The Max Planck Society for the Advancement of Science (German: Max-Planck-Gesellschaft zur Förderung der Wissenschaften e. V.; abbreviated MPG) is a formally independent non-governmental and non-profit association of German research institutes founded in 1911 as the Kaiser Wilhelm Society and renamed the Max Planck Society in 1948 in honor of its former president, theoretical physicist Max Planck. The society is funded by the federal and state governments of Germany as well as other sources.

According to its primary goal, the Max Planck Society supports fundamental research in the natural, life and social sciences, the arts and humanities in its 83 (as of January 2014)[2] Max Planck Institutes. The society has a total staff of approximately 17,000 permanent employees, including 5,470 scientists, plus around 4,600 non-tenured scientists and guests. Society budget for 2015 was about €1.7 billion.
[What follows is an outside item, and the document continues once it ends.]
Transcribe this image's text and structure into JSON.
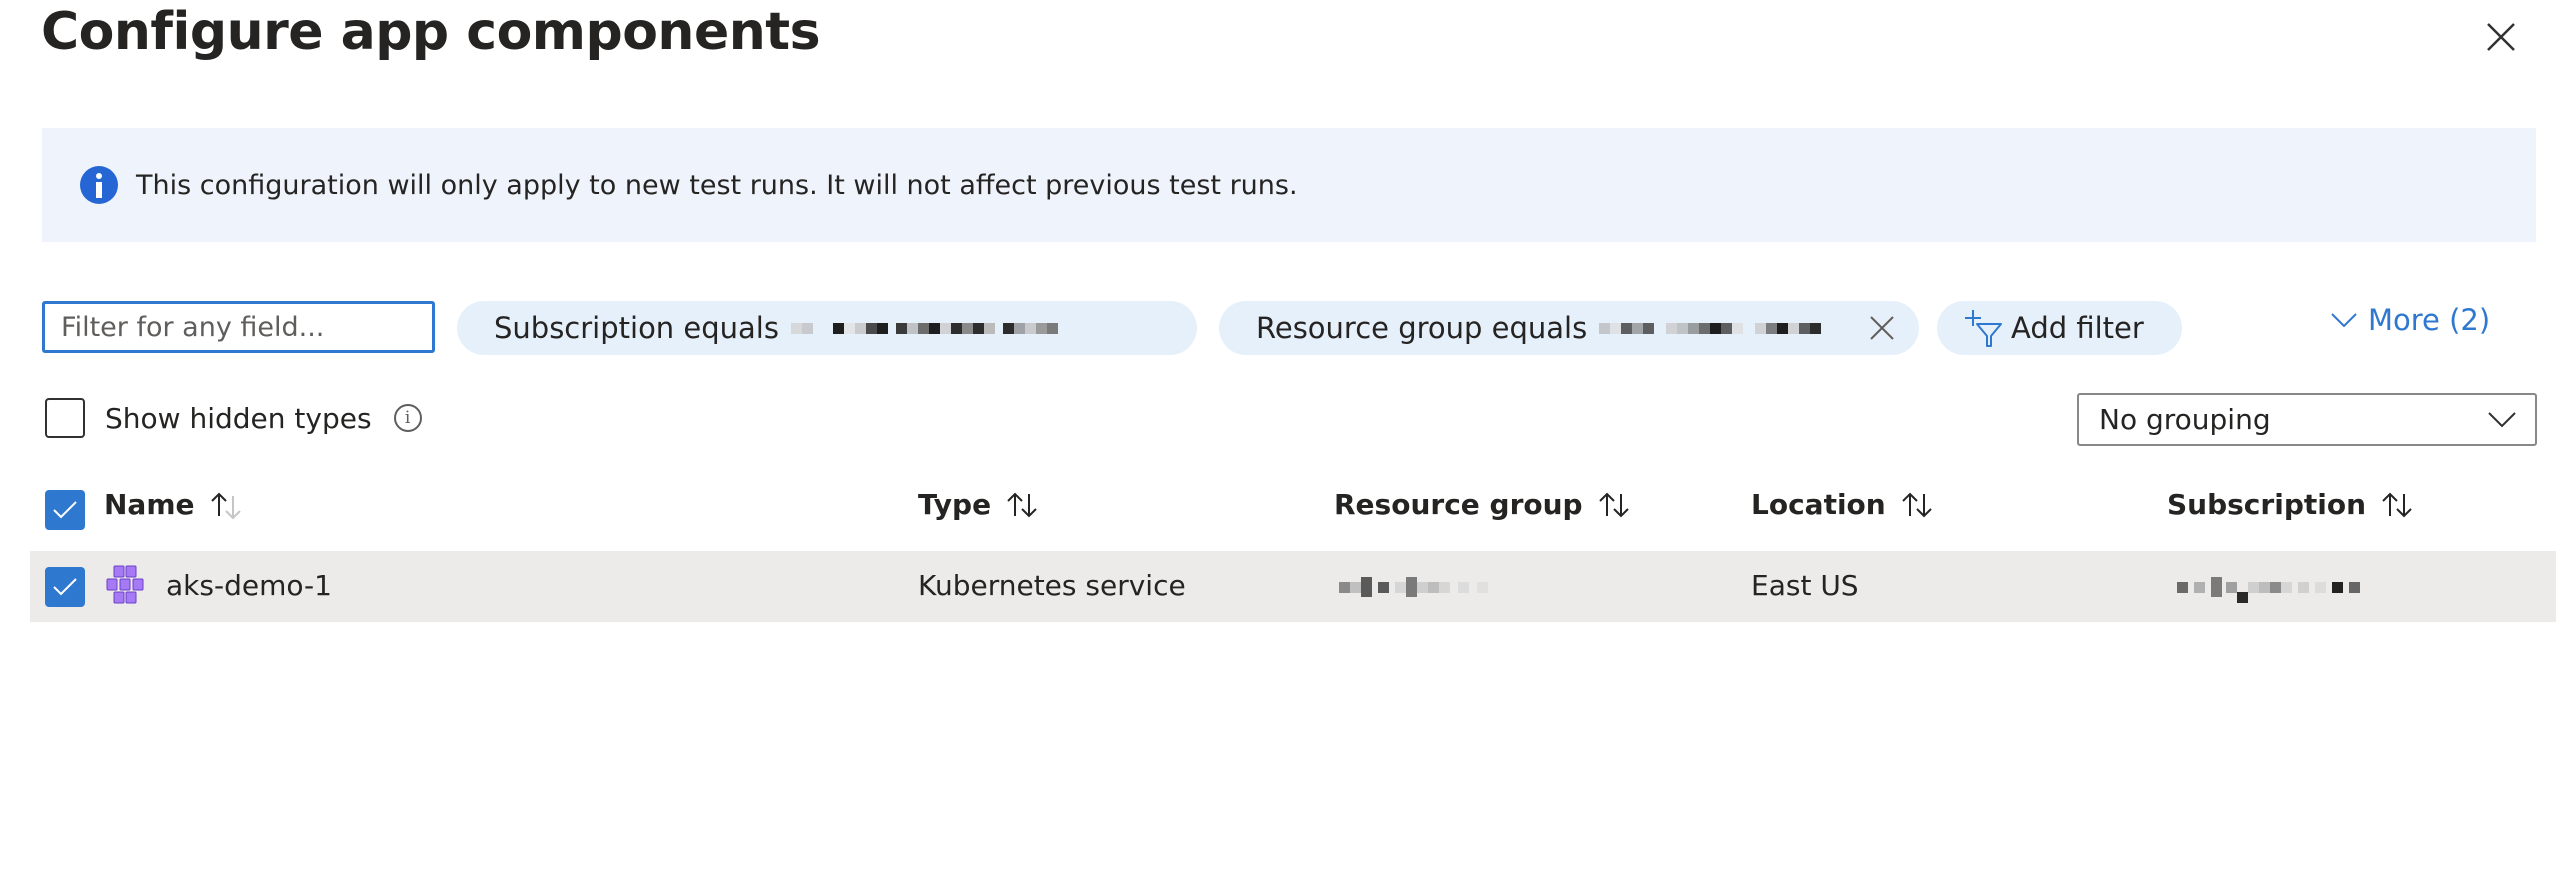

The Max Planck Institutes focus on excellence in research. The Max Planck Society has a world-leading reputation as a science and technology research organization, with 33 Nobel Prizes awarded to their scientists, and is generally regarded as the foremost basic research organization in Europe and the world. In 2013, the Nature Publishing Index placed the Max Planck institutes fifth worldwide in terms of research published in Nature journals (after Harvard, MIT, Stanford and the US NIH). In terms of total research volume (unweighted by citations or impact), the Max Planck Society is only outranked by the Chinese Academy of Sciences, the Russian Academy of Sciences and Harvard University. The Thomson Reuters-Science Watch website placed the Max Planck Society as the second leading research organization worldwide following Harvard University, in terms of the impact of the produced research over science fields.